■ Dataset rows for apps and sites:
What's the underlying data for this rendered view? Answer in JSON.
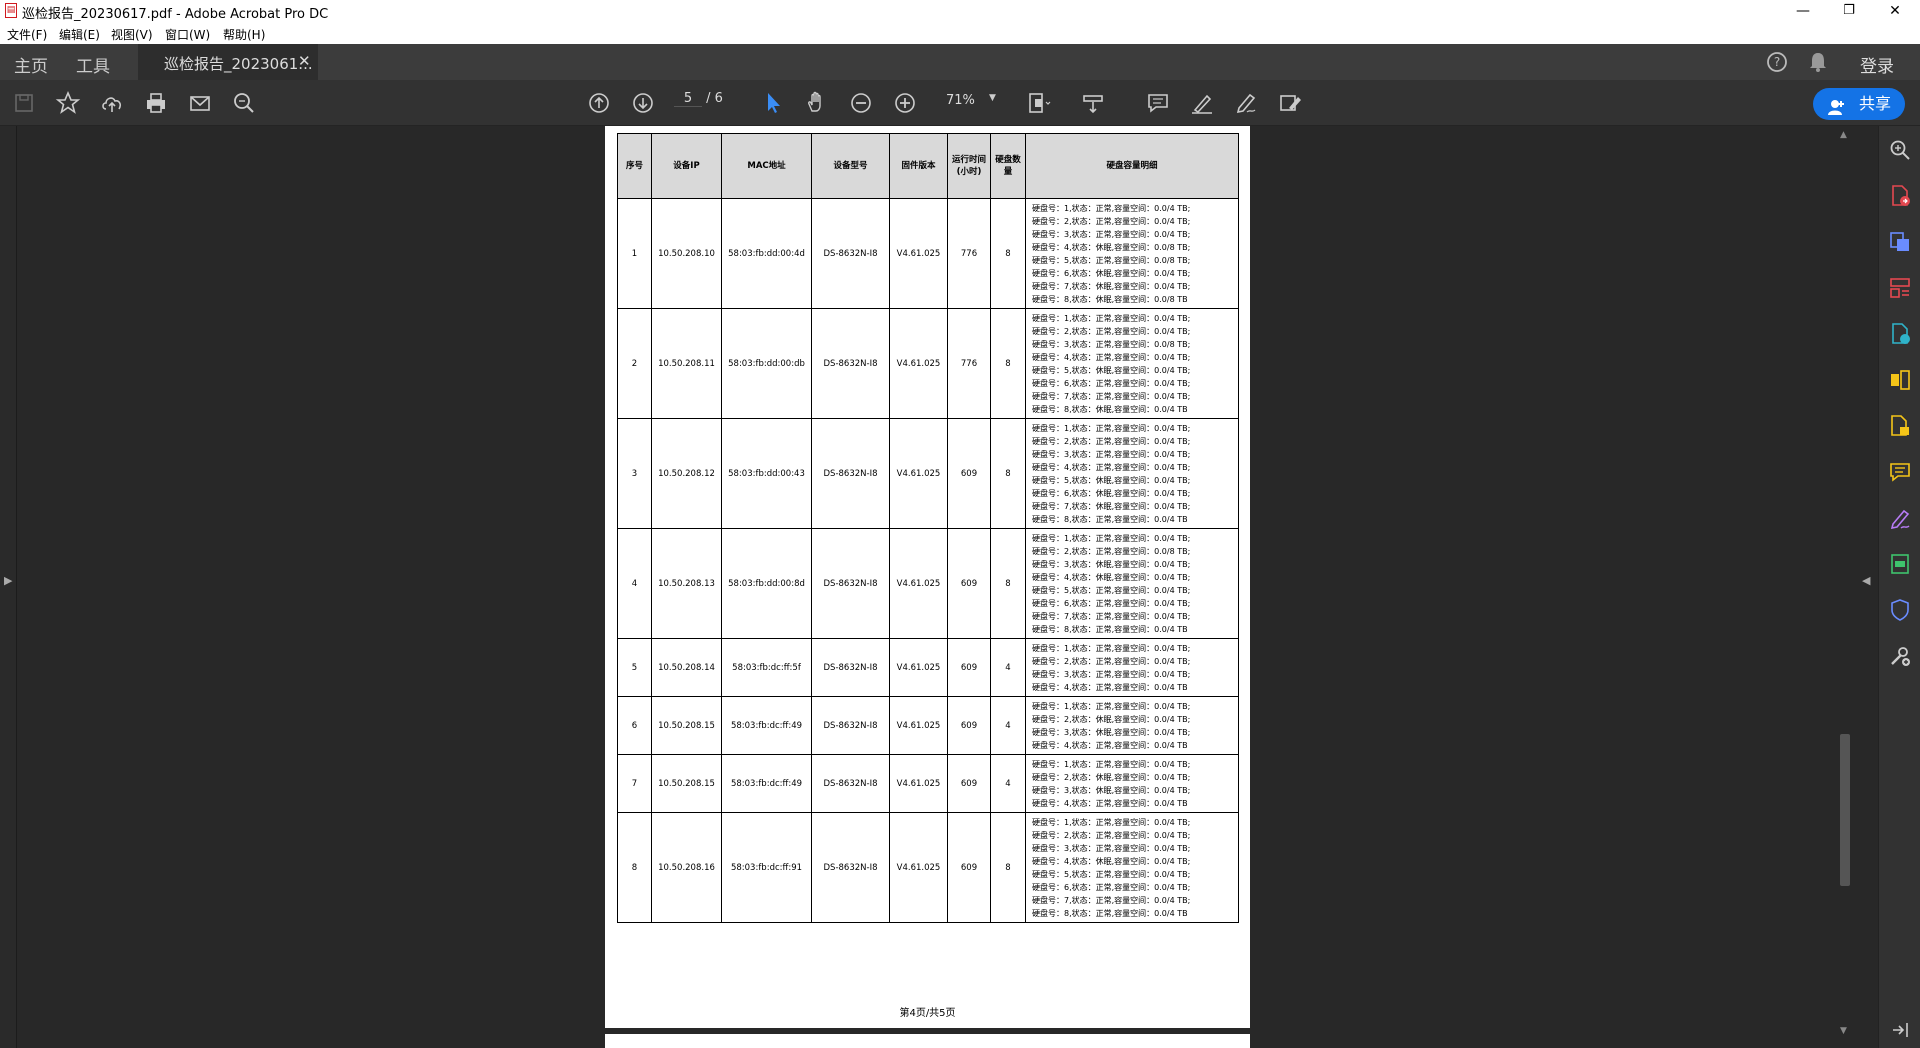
{
  "window": {
    "title": "巡检报告_20230617.pdf - Adobe Acrobat Pro DC",
    "minimize": "—",
    "restore": "❐",
    "close": "✕"
  },
  "menu": [
    "文件(F)",
    "编辑(E)",
    "视图(V)",
    "窗口(W)",
    "帮助(H)"
  ],
  "nav": {
    "home": "主页",
    "tools": "工具",
    "doc_tab": "巡检报告_2023061...",
    "login": "登录"
  },
  "toolbar": {
    "current_page": "5",
    "total_pages": "/ 6",
    "zoom": "71%",
    "share": "共享"
  },
  "table": {
    "headers": [
      "序号",
      "设备IP",
      "MAC地址",
      "设备型号",
      "固件版本",
      "运行时间(小时)",
      "硬盘数量",
      "硬盘容量明细"
    ],
    "rows": [
      {
        "no": "1",
        "ip": "10.50.208.10",
        "mac": "58:03:fb:dd:00:4d",
        "model": "DS-8632N-I8",
        "fw": "V4.61.025",
        "uptime": "776",
        "disks": "8",
        "detail": [
          "硬盘号：1,状态：正常,容量空间：0.0/4 TB;",
          "硬盘号：2,状态：正常,容量空间：0.0/4 TB;",
          "硬盘号：3,状态：正常,容量空间：0.0/4 TB;",
          "硬盘号：4,状态：休眠,容量空间：0.0/8 TB;",
          "硬盘号：5,状态：正常,容量空间：0.0/8 TB;",
          "硬盘号：6,状态：休眠,容量空间：0.0/4 TB;",
          "硬盘号：7,状态：休眠,容量空间：0.0/4 TB;",
          "硬盘号：8,状态：休眠,容量空间：0.0/8 TB"
        ]
      },
      {
        "no": "2",
        "ip": "10.50.208.11",
        "mac": "58:03:fb:dd:00:db",
        "model": "DS-8632N-I8",
        "fw": "V4.61.025",
        "uptime": "776",
        "disks": "8",
        "detail": [
          "硬盘号：1,状态：正常,容量空间：0.0/4 TB;",
          "硬盘号：2,状态：正常,容量空间：0.0/4 TB;",
          "硬盘号：3,状态：正常,容量空间：0.0/8 TB;",
          "硬盘号：4,状态：正常,容量空间：0.0/4 TB;",
          "硬盘号：5,状态：休眠,容量空间：0.0/4 TB;",
          "硬盘号：6,状态：正常,容量空间：0.0/4 TB;",
          "硬盘号：7,状态：正常,容量空间：0.0/4 TB;",
          "硬盘号：8,状态：休眠,容量空间：0.0/4 TB"
        ]
      },
      {
        "no": "3",
        "ip": "10.50.208.12",
        "mac": "58:03:fb:dd:00:43",
        "model": "DS-8632N-I8",
        "fw": "V4.61.025",
        "uptime": "609",
        "disks": "8",
        "detail": [
          "硬盘号：1,状态：正常,容量空间：0.0/4 TB;",
          "硬盘号：2,状态：正常,容量空间：0.0/4 TB;",
          "硬盘号：3,状态：正常,容量空间：0.0/4 TB;",
          "硬盘号：4,状态：正常,容量空间：0.0/4 TB;",
          "硬盘号：5,状态：休眠,容量空间：0.0/4 TB;",
          "硬盘号：6,状态：休眠,容量空间：0.0/4 TB;",
          "硬盘号：7,状态：休眠,容量空间：0.0/4 TB;",
          "硬盘号：8,状态：正常,容量空间：0.0/4 TB"
        ]
      },
      {
        "no": "4",
        "ip": "10.50.208.13",
        "mac": "58:03:fb:dd:00:8d",
        "model": "DS-8632N-I8",
        "fw": "V4.61.025",
        "uptime": "609",
        "disks": "8",
        "detail": [
          "硬盘号：1,状态：正常,容量空间：0.0/4 TB;",
          "硬盘号：2,状态：正常,容量空间：0.0/8 TB;",
          "硬盘号：3,状态：休眠,容量空间：0.0/4 TB;",
          "硬盘号：4,状态：休眠,容量空间：0.0/4 TB;",
          "硬盘号：5,状态：正常,容量空间：0.0/4 TB;",
          "硬盘号：6,状态：正常,容量空间：0.0/4 TB;",
          "硬盘号：7,状态：正常,容量空间：0.0/4 TB;",
          "硬盘号：8,状态：正常,容量空间：0.0/4 TB"
        ]
      },
      {
        "no": "5",
        "ip": "10.50.208.14",
        "mac": "58:03:fb:dc:ff:5f",
        "model": "DS-8632N-I8",
        "fw": "V4.61.025",
        "uptime": "609",
        "disks": "4",
        "detail": [
          "硬盘号：1,状态：正常,容量空间：0.0/4 TB;",
          "硬盘号：2,状态：正常,容量空间：0.0/4 TB;",
          "硬盘号：3,状态：正常,容量空间：0.0/4 TB;",
          "硬盘号：4,状态：正常,容量空间：0.0/4 TB"
        ]
      },
      {
        "no": "6",
        "ip": "10.50.208.15",
        "mac": "58:03:fb:dc:ff:49",
        "model": "DS-8632N-I8",
        "fw": "V4.61.025",
        "uptime": "609",
        "disks": "4",
        "detail": [
          "硬盘号：1,状态：正常,容量空间：0.0/4 TB;",
          "硬盘号：2,状态：休眠,容量空间：0.0/4 TB;",
          "硬盘号：3,状态：休眠,容量空间：0.0/4 TB;",
          "硬盘号：4,状态：正常,容量空间：0.0/4 TB"
        ]
      },
      {
        "no": "7",
        "ip": "10.50.208.15",
        "mac": "58:03:fb:dc:ff:49",
        "model": "DS-8632N-I8",
        "fw": "V4.61.025",
        "uptime": "609",
        "disks": "4",
        "detail": [
          "硬盘号：1,状态：正常,容量空间：0.0/4 TB;",
          "硬盘号：2,状态：休眠,容量空间：0.0/4 TB;",
          "硬盘号：3,状态：休眠,容量空间：0.0/4 TB;",
          "硬盘号：4,状态：正常,容量空间：0.0/4 TB"
        ]
      },
      {
        "no": "8",
        "ip": "10.50.208.16",
        "mac": "58:03:fb:dc:ff:91",
        "model": "DS-8632N-I8",
        "fw": "V4.61.025",
        "uptime": "609",
        "disks": "8",
        "detail": [
          "硬盘号：1,状态：正常,容量空间：0.0/4 TB;",
          "硬盘号：2,状态：正常,容量空间：0.0/4 TB;",
          "硬盘号：3,状态：正常,容量空间：0.0/4 TB;",
          "硬盘号：4,状态：休眠,容量空间：0.0/4 TB;",
          "硬盘号：5,状态：正常,容量空间：0.0/4 TB;",
          "硬盘号：6,状态：正常,容量空间：0.0/4 TB;",
          "硬盘号：7,状态：正常,容量空间：0.0/4 TB;",
          "硬盘号：8,状态：正常,容量空间：0.0/4 TB"
        ]
      }
    ]
  },
  "footer": "第4页/共5页",
  "colors": {
    "accent": "#1473e6",
    "toolbar_bg": "#323232",
    "viewer_bg": "#282828"
  },
  "icons": {
    "toolbar": [
      "save-icon",
      "bookmark-star-icon",
      "upload-cloud-icon",
      "print-icon",
      "email-icon",
      "search-zoom-icon",
      "page-up-icon",
      "page-down-icon",
      "select-pointer-icon",
      "hand-icon",
      "zoom-out-icon",
      "zoom-in-icon",
      "page-layout-icon",
      "scroll-mode-icon",
      "comment-icon",
      "highlight-pen-icon",
      "sign-icon",
      "redact-icon"
    ],
    "right_panel": [
      "search-icon",
      "export-pdf-icon",
      "create-pdf-icon",
      "organize-pages-icon",
      "edit-pdf-icon",
      "combine-files-icon",
      "fill-sign-icon",
      "comment-tool-icon",
      "draw-tool-icon",
      "print-production-icon",
      "protect-icon",
      "more-tools-icon"
    ]
  }
}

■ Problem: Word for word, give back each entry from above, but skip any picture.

■ Response area:
What's the underlying data for this rendered view? Answer in JSON.
{
  "window": {
    "title": "巡检报告_20230617.pdf - Adobe Acrobat Pro DC",
    "minimize": "—",
    "restore": "❐",
    "close": "✕"
  },
  "menu": [
    "文件(F)",
    "编辑(E)",
    "视图(V)",
    "窗口(W)",
    "帮助(H)"
  ],
  "nav": {
    "home": "主页",
    "tools": "工具",
    "doc_tab": "巡检报告_2023061...",
    "login": "登录"
  },
  "toolbar": {
    "current_page": "5",
    "total_pages": "/ 6",
    "zoom": "71%",
    "share": "共享"
  },
  "table": {
    "headers": [
      "序号",
      "设备IP",
      "MAC地址",
      "设备型号",
      "固件版本",
      "运行时间(小时)",
      "硬盘数量",
      "硬盘容量明细"
    ],
    "rows": [
      {
        "no": "1",
        "ip": "10.50.208.10",
        "mac": "58:03:fb:dd:00:4d",
        "model": "DS-8632N-I8",
        "fw": "V4.61.025",
        "uptime": "776",
        "disks": "8",
        "detail": [
          "硬盘号：1,状态：正常,容量空间：0.0/4 TB;",
          "硬盘号：2,状态：正常,容量空间：0.0/4 TB;",
          "硬盘号：3,状态：正常,容量空间：0.0/4 TB;",
          "硬盘号：4,状态：休眠,容量空间：0.0/8 TB;",
          "硬盘号：5,状态：正常,容量空间：0.0/8 TB;",
          "硬盘号：6,状态：休眠,容量空间：0.0/4 TB;",
          "硬盘号：7,状态：休眠,容量空间：0.0/4 TB;",
          "硬盘号：8,状态：休眠,容量空间：0.0/8 TB"
        ]
      },
      {
        "no": "2",
        "ip": "10.50.208.11",
        "mac": "58:03:fb:dd:00:db",
        "model": "DS-8632N-I8",
        "fw": "V4.61.025",
        "uptime": "776",
        "disks": "8",
        "detail": [
          "硬盘号：1,状态：正常,容量空间：0.0/4 TB;",
          "硬盘号：2,状态：正常,容量空间：0.0/4 TB;",
          "硬盘号：3,状态：正常,容量空间：0.0/8 TB;",
          "硬盘号：4,状态：正常,容量空间：0.0/4 TB;",
          "硬盘号：5,状态：休眠,容量空间：0.0/4 TB;",
          "硬盘号：6,状态：正常,容量空间：0.0/4 TB;",
          "硬盘号：7,状态：正常,容量空间：0.0/4 TB;",
          "硬盘号：8,状态：休眠,容量空间：0.0/4 TB"
        ]
      },
      {
        "no": "3",
        "ip": "10.50.208.12",
        "mac": "58:03:fb:dd:00:43",
        "model": "DS-8632N-I8",
        "fw": "V4.61.025",
        "uptime": "609",
        "disks": "8",
        "detail": [
          "硬盘号：1,状态：正常,容量空间：0.0/4 TB;",
          "硬盘号：2,状态：正常,容量空间：0.0/4 TB;",
          "硬盘号：3,状态：正常,容量空间：0.0/4 TB;",
          "硬盘号：4,状态：正常,容量空间：0.0/4 TB;",
          "硬盘号：5,状态：休眠,容量空间：0.0/4 TB;",
          "硬盘号：6,状态：休眠,容量空间：0.0/4 TB;",
          "硬盘号：7,状态：休眠,容量空间：0.0/4 TB;",
          "硬盘号：8,状态：正常,容量空间：0.0/4 TB"
        ]
      },
      {
        "no": "4",
        "ip": "10.50.208.13",
        "mac": "58:03:fb:dd:00:8d",
        "model": "DS-8632N-I8",
        "fw": "V4.61.025",
        "uptime": "609",
        "disks": "8",
        "detail": [
          "硬盘号：1,状态：正常,容量空间：0.0/4 TB;",
          "硬盘号：2,状态：正常,容量空间：0.0/8 TB;",
          "硬盘号：3,状态：休眠,容量空间：0.0/4 TB;",
          "硬盘号：4,状态：休眠,容量空间：0.0/4 TB;",
          "硬盘号：5,状态：正常,容量空间：0.0/4 TB;",
          "硬盘号：6,状态：正常,容量空间：0.0/4 TB;",
          "硬盘号：7,状态：正常,容量空间：0.0/4 TB;",
          "硬盘号：8,状态：正常,容量空间：0.0/4 TB"
        ]
      },
      {
        "no": "5",
        "ip": "10.50.208.14",
        "mac": "58:03:fb:dc:ff:5f",
        "model": "DS-8632N-I8",
        "fw": "V4.61.025",
        "uptime": "609",
        "disks": "4",
        "detail": [
          "硬盘号：1,状态：正常,容量空间：0.0/4 TB;",
          "硬盘号：2,状态：正常,容量空间：0.0/4 TB;",
          "硬盘号：3,状态：正常,容量空间：0.0/4 TB;",
          "硬盘号：4,状态：正常,容量空间：0.0/4 TB"
        ]
      },
      {
        "no": "6",
        "ip": "10.50.208.15",
        "mac": "58:03:fb:dc:ff:49",
        "model": "DS-8632N-I8",
        "fw": "V4.61.025",
        "uptime": "609",
        "disks": "4",
        "detail": [
          "硬盘号：1,状态：正常,容量空间：0.0/4 TB;",
          "硬盘号：2,状态：休眠,容量空间：0.0/4 TB;",
          "硬盘号：3,状态：休眠,容量空间：0.0/4 TB;",
          "硬盘号：4,状态：正常,容量空间：0.0/4 TB"
        ]
      },
      {
        "no": "7",
        "ip": "10.50.208.15",
        "mac": "58:03:fb:dc:ff:49",
        "model": "DS-8632N-I8",
        "fw": "V4.61.025",
        "uptime": "609",
        "disks": "4",
        "detail": [
          "硬盘号：1,状态：正常,容量空间：0.0/4 TB;",
          "硬盘号：2,状态：休眠,容量空间：0.0/4 TB;",
          "硬盘号：3,状态：休眠,容量空间：0.0/4 TB;",
          "硬盘号：4,状态：正常,容量空间：0.0/4 TB"
        ]
      },
      {
        "no": "8",
        "ip": "10.50.208.16",
        "mac": "58:03:fb:dc:ff:91",
        "model": "DS-8632N-I8",
        "fw": "V4.61.025",
        "uptime": "609",
        "disks": "8",
        "detail": [
          "硬盘号：1,状态：正常,容量空间：0.0/4 TB;",
          "硬盘号：2,状态：正常,容量空间：0.0/4 TB;",
          "硬盘号：3,状态：正常,容量空间：0.0/4 TB;",
          "硬盘号：4,状态：休眠,容量空间：0.0/4 TB;",
          "硬盘号：5,状态：正常,容量空间：0.0/4 TB;",
          "硬盘号：6,状态：正常,容量空间：0.0/4 TB;",
          "硬盘号：7,状态：正常,容量空间：0.0/4 TB;",
          "硬盘号：8,状态：正常,容量空间：0.0/4 TB"
        ]
      }
    ]
  },
  "footer": "第4页/共5页",
  "colors": {
    "accent": "#1473e6",
    "toolbar_bg": "#323232",
    "viewer_bg": "#282828"
  },
  "icons": {
    "toolbar": [
      "save-icon",
      "bookmark-star-icon",
      "upload-cloud-icon",
      "print-icon",
      "email-icon",
      "search-zoom-icon",
      "page-up-icon",
      "page-down-icon",
      "select-pointer-icon",
      "hand-icon",
      "zoom-out-icon",
      "zoom-in-icon",
      "page-layout-icon",
      "scroll-mode-icon",
      "comment-icon",
      "highlight-pen-icon",
      "sign-icon",
      "redact-icon"
    ],
    "right_panel": [
      "search-icon",
      "export-pdf-icon",
      "create-pdf-icon",
      "organize-pages-icon",
      "edit-pdf-icon",
      "combine-files-icon",
      "fill-sign-icon",
      "comment-tool-icon",
      "draw-tool-icon",
      "print-production-icon",
      "protect-icon",
      "more-tools-icon"
    ]
  }
}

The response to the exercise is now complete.